▸ **WHAT THE TASK REQUIRES**
Give the records again word for word. Leave every picture out.

Excerpts from an interface dataset

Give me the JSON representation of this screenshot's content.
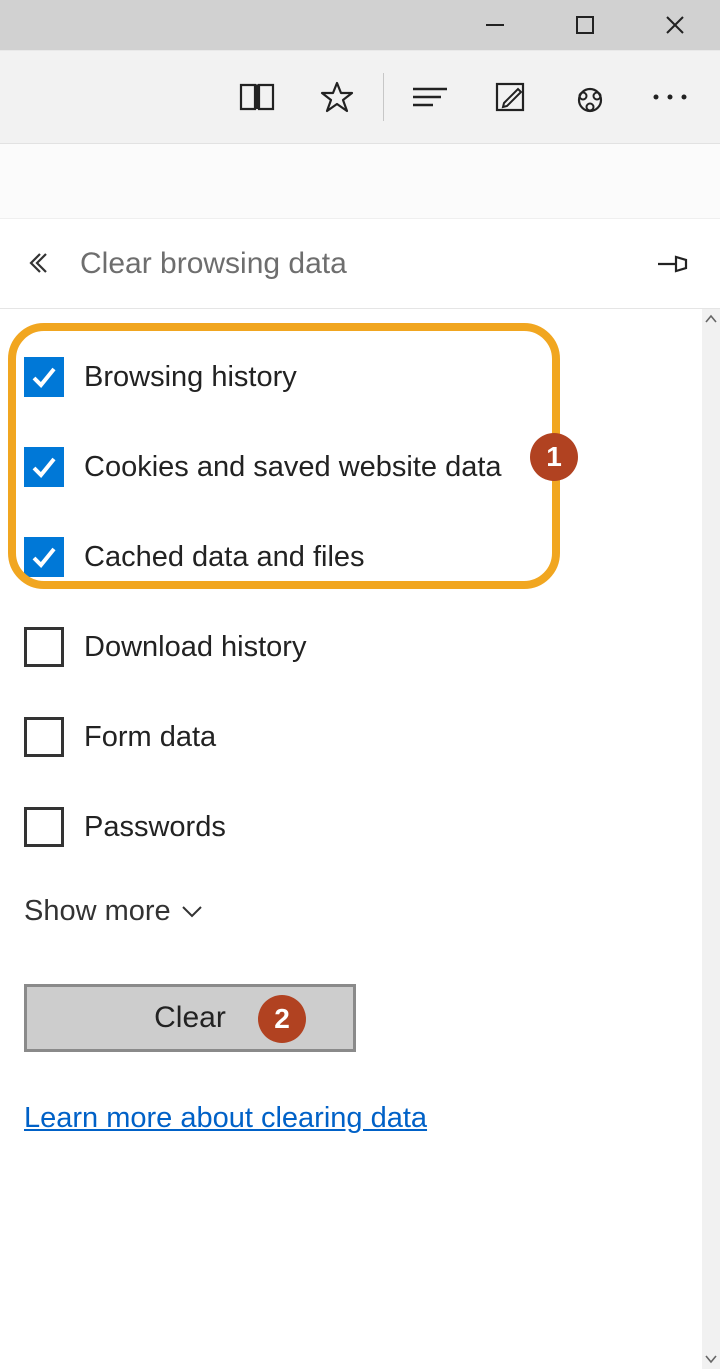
{
  "panel": {
    "title": "Clear browsing data",
    "items": [
      {
        "label": "Browsing history",
        "checked": true
      },
      {
        "label": "Cookies and saved website data",
        "checked": true
      },
      {
        "label": "Cached data and files",
        "checked": true
      },
      {
        "label": "Download history",
        "checked": false
      },
      {
        "label": "Form data",
        "checked": false
      },
      {
        "label": "Passwords",
        "checked": false
      }
    ],
    "show_more": "Show more",
    "clear_button": "Clear",
    "learn_link": "Learn more about clearing data"
  },
  "callouts": {
    "badge1": "1",
    "badge2": "2"
  }
}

▸ **TASK RESPONSE**
Give me the JSON representation of this screenshot's content.
{
  "panel": {
    "title": "Clear browsing data",
    "items": [
      {
        "label": "Browsing history",
        "checked": true
      },
      {
        "label": "Cookies and saved website data",
        "checked": true
      },
      {
        "label": "Cached data and files",
        "checked": true
      },
      {
        "label": "Download history",
        "checked": false
      },
      {
        "label": "Form data",
        "checked": false
      },
      {
        "label": "Passwords",
        "checked": false
      }
    ],
    "show_more": "Show more",
    "clear_button": "Clear",
    "learn_link": "Learn more about clearing data"
  },
  "callouts": {
    "badge1": "1",
    "badge2": "2"
  }
}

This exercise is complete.